Content starts
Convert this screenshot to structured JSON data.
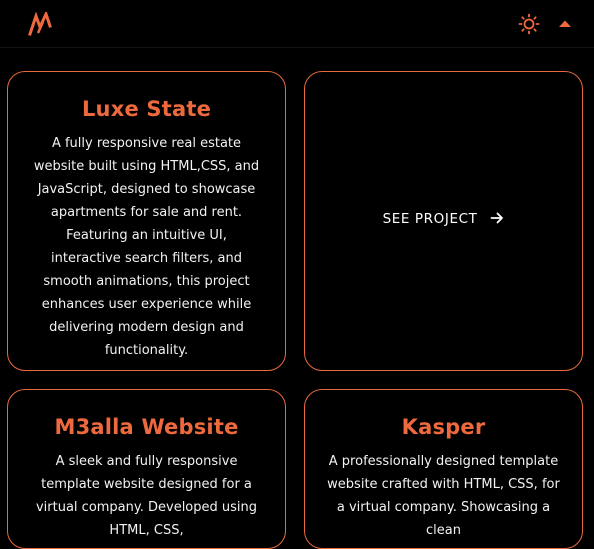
{
  "colors": {
    "accent": "#ee6a3e",
    "border": "#e8693c",
    "background": "#000000",
    "text": "#ffffff"
  },
  "header": {
    "logo_icon": "mw-logo-icon",
    "theme_icon": "sun-icon",
    "scroll_icon": "chevron-up-icon"
  },
  "projects": [
    {
      "title": "Luxe State",
      "description": "A fully responsive real estate website built using HTML,CSS, and JavaScript, designed to showcase apartments for sale and rent. Featuring an intuitive UI, interactive search filters, and smooth animations, this project enhances user experience while delivering modern design and functionality."
    },
    {
      "title": "M3alla Website",
      "description": "A sleek and fully responsive template website designed for a virtual company. Developed using HTML, CSS,"
    },
    {
      "title": "Kasper",
      "description": "A professionally designed template website crafted with HTML, CSS, for a virtual company. Showcasing a clean"
    }
  ],
  "see_project": {
    "label": "SEE PROJECT",
    "icon": "arrow-right-icon"
  }
}
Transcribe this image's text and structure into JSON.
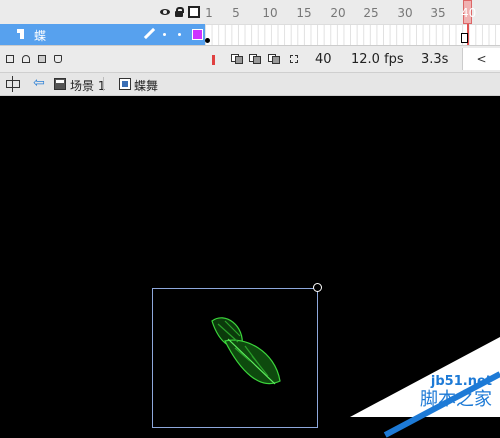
{
  "timeline": {
    "ruler_labels": [
      "1",
      "5",
      "10",
      "15",
      "20",
      "25",
      "30",
      "35",
      "40"
    ],
    "current_frame_marker": "40",
    "layer": {
      "name": "蝶",
      "color": "#cc33ff"
    },
    "current_frame": "40",
    "fps": "12.0 fps",
    "elapsed": "3.3s",
    "scroll_glyph": "<"
  },
  "edit_bar": {
    "back_glyph": "⇦",
    "breadcrumbs": [
      "场景 1",
      "蝶舞"
    ]
  },
  "watermark": {
    "url": "jb51.net",
    "text": "脚本之家"
  },
  "colors": {
    "layer_highlight": "#57a1ee",
    "playhead": "#e05050",
    "stage": "#000000",
    "butterfly": "#3bd43b"
  }
}
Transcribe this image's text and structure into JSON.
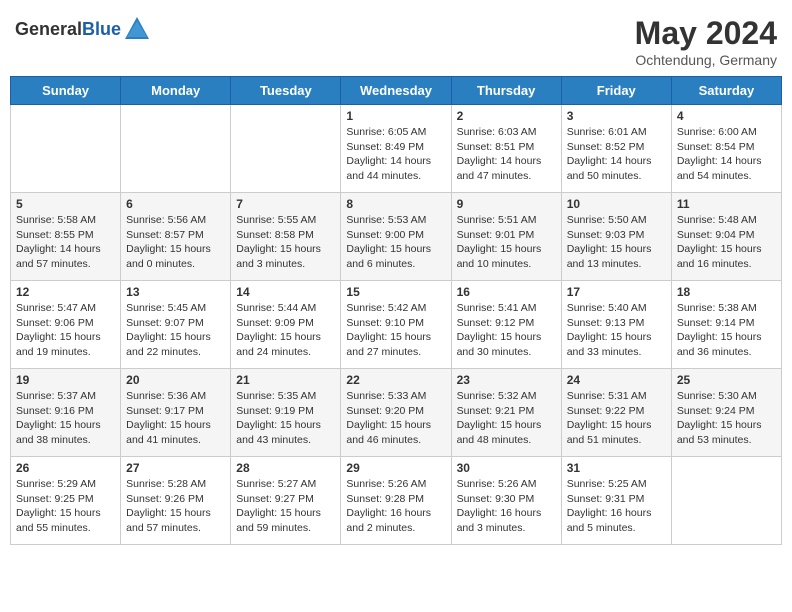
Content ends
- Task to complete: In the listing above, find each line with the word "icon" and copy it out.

- Your response:
    "logo_icon": "mw-logo-icon",
    "theme_icon": "sun-icon",
    "scroll_icon": "chevron-up-icon"
    "icon": "arrow-right-icon"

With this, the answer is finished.